By Jeff Mason
SAN FRANCISCO, Nov 25 (Reuters) - A speech by President Barack Obama aimed at putting pressure on the Congress to pass immigration reform was interrupted on Monday by a heckler unhappy with the deportation of undocumented people in the United States.
As Obama neared the end of the speech on immigration reform at the Betty Ong Chinese Recreation Center, a young man standing on the riser behind the president began to shout over him.
"Mr. President, please use your executive order to halt deportations for all 11.5 million undocumented immigrants in this country right now," the man said, as people next to him turned to look.
Obama tried to continue, but the man kept going.

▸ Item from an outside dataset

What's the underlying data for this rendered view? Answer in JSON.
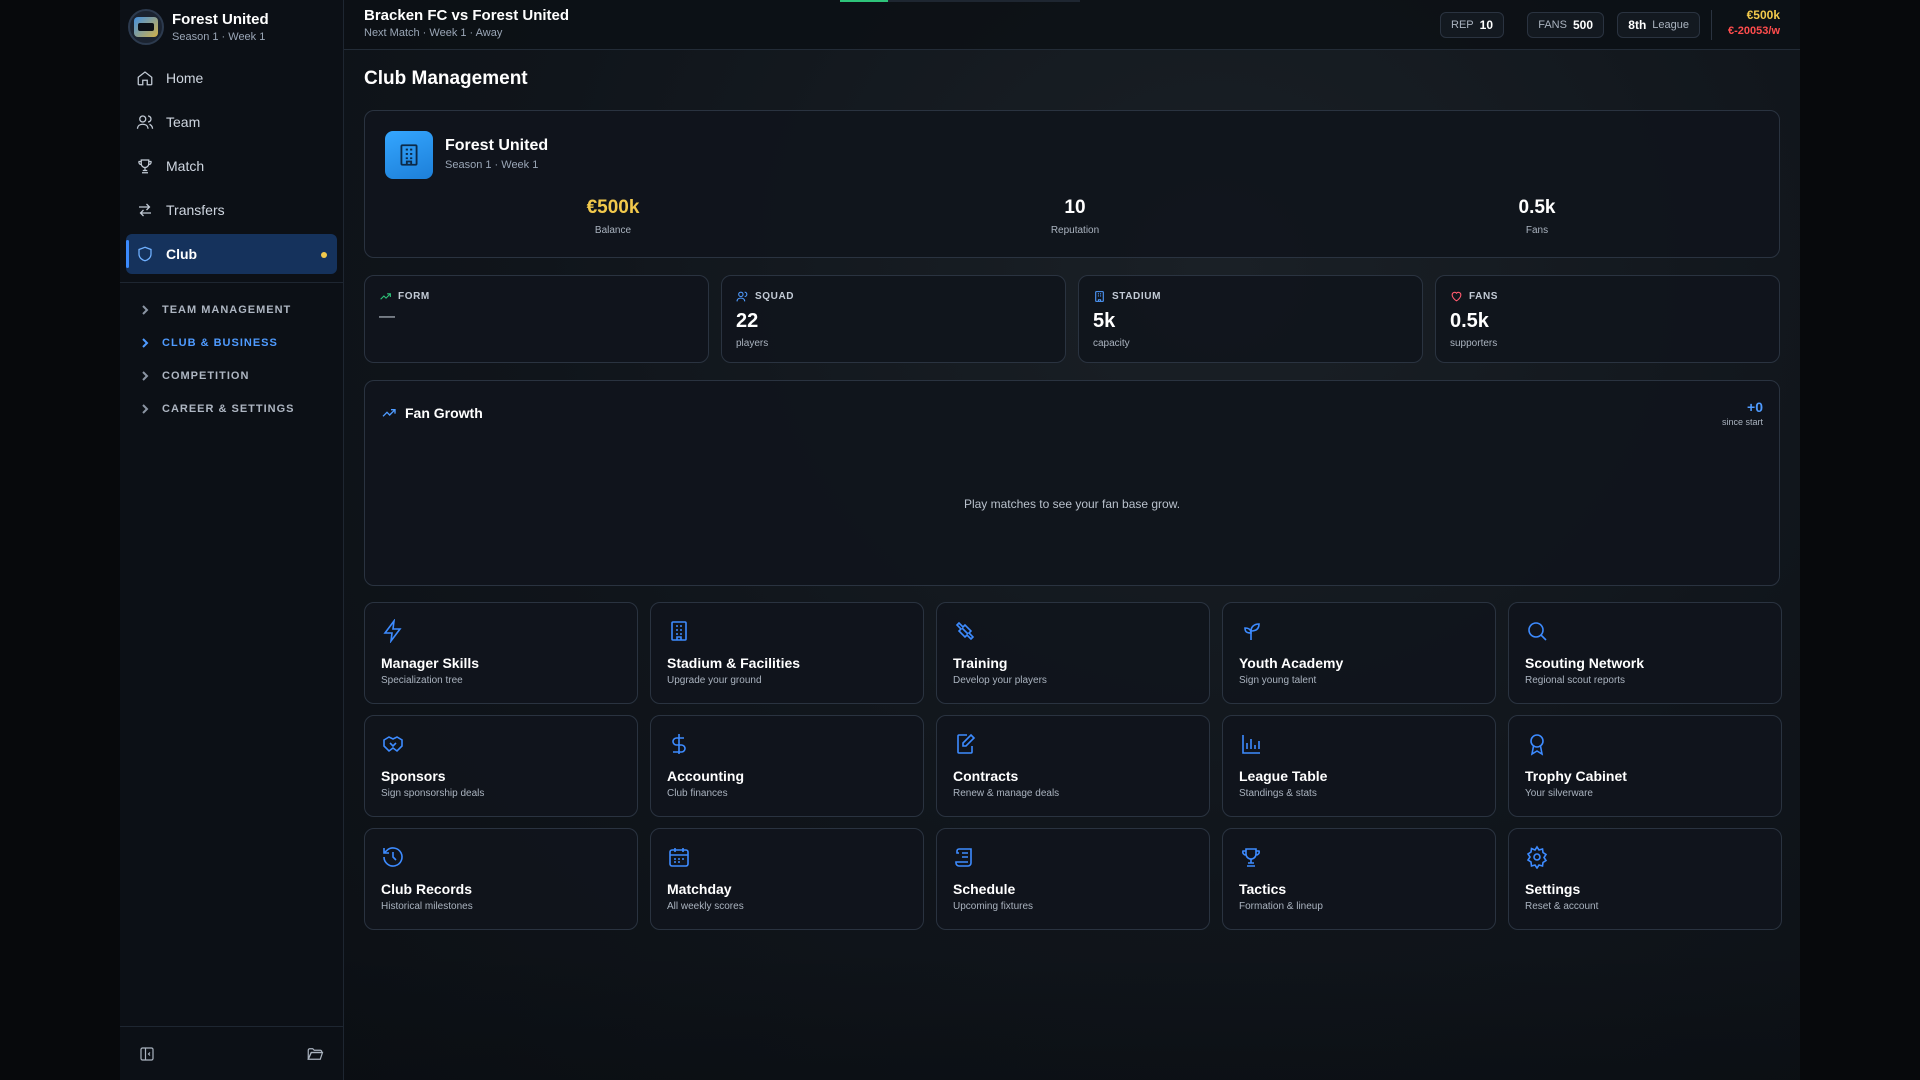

"You have the power to stop deportation for all of them," he yelled.
"Actually, no, I don't," the president said, turning to address him, as several others joined in, chanting, "Stop deportation now."
While the president is sometimes heckled by audience members at speeches, it is unusual for the interruption to come from one of the people allowed to stand as a backdrop for him while he speaks.
As event organizers sought to remove the young man from the stand, Obama waved them off.
"I respect the passion of these young people," he said. "If in fact I could solve all these problems without passing laws in Congress, then I would do so."
"The easy way out is to try to yell and pretend like I can do something by violating our laws," he said. "And what I'm proposing is taking the harder path and using our democratic processes to achieve the same goal that you want to achieve."
The president held out hope in his speech that immigration reform legislation that has passed the Senate but is stuck in the Republican-led House of Representatives has a chance of being signed into law.
Obama pointed to a remark by House Speaker John Boehner that some progress on immigration reform is possible.
"That is good news," the president said. "I believe the speaker is sincere. I think he genuinely wants to get it done."
However, for many of Obama's supporters, the possibility that immigration reform could wither on the vine is hard to take, and for one person listening to the president on Monday, that feeling boiled over.
"I've not seen my family, " he said. "I need your help."
Obama said: "That's - that's exactly what we're talking about here." (Writing by Mark Felsenthal; Editing by Mohammad Zargham)